One of the great attractions of Great Basin National Park is that it remains far off the beaten path. The park saw just 153K visitors last year. Compare that to Great Smoky Mountains NP which was slammed with 11.3 million! And there is no entrance fee! Compare that to Yosemite at $35 per vehicle. Speaking of vehicles, driving south from the park I went 27 minutes without seeing another car. I timed it!
The second image I have added to my portfolio looks into the infinite sky of a deep crimson twilight in the Mojave Desert.
It was made with a very long exposure, looking east, in the twilight glow between sundown and moonrise. I was a mile in and 500 feet up from the trailhead in the Kelso Dunes. The hike in was bit of a slog—slipping and sliding in the sand. Two steps forward and one step back with the heavy camera pack on the steep dune faces.
The view was spectacular up there and the walk out in the warm, windless night air was stunning.
On the way home I drove through the former boomtown of Amboy, CA. It sits in the middle of the Mojave where pre-interstate Highway 66 converged with the Santa Fe Railroad. It is now almost totally abandoned but its faded glory lives on as a magnet for committed mid-century nostalgia buffs.
It’s a place where you can still “get your kicks on Route 66”. The last phone booth persists as pop art, trash works as vernacular sculpture, and a plastic bighorn yearns to break free of his cage.
The road out of Amboy takes you past the remains of dozens of tiny, abandoned shacks scattered randomly through the landscape. The one in the photo below is actually among the largest.
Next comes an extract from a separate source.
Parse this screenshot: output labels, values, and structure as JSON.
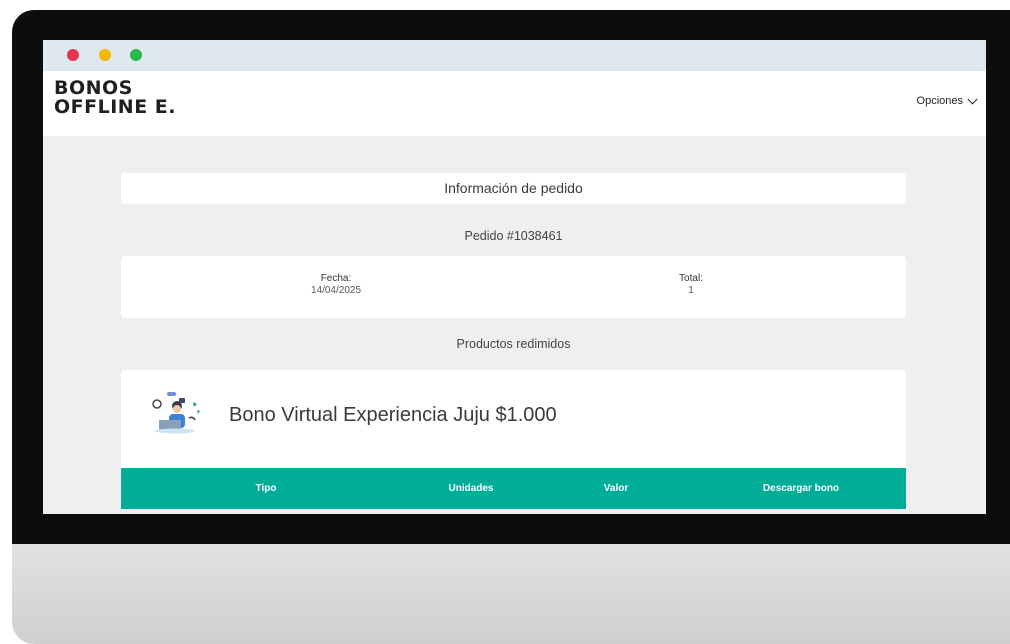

This ghost community is all that remains of the “jackrabbit homestead” program of the forties and fifties that offered families a small slice of the “useless” Mojave for next to nothing.
It was a simultaneously disturbing and fascinating encounter with pop archeology. You can delve into the subject here: http://jackrabbithomestead.com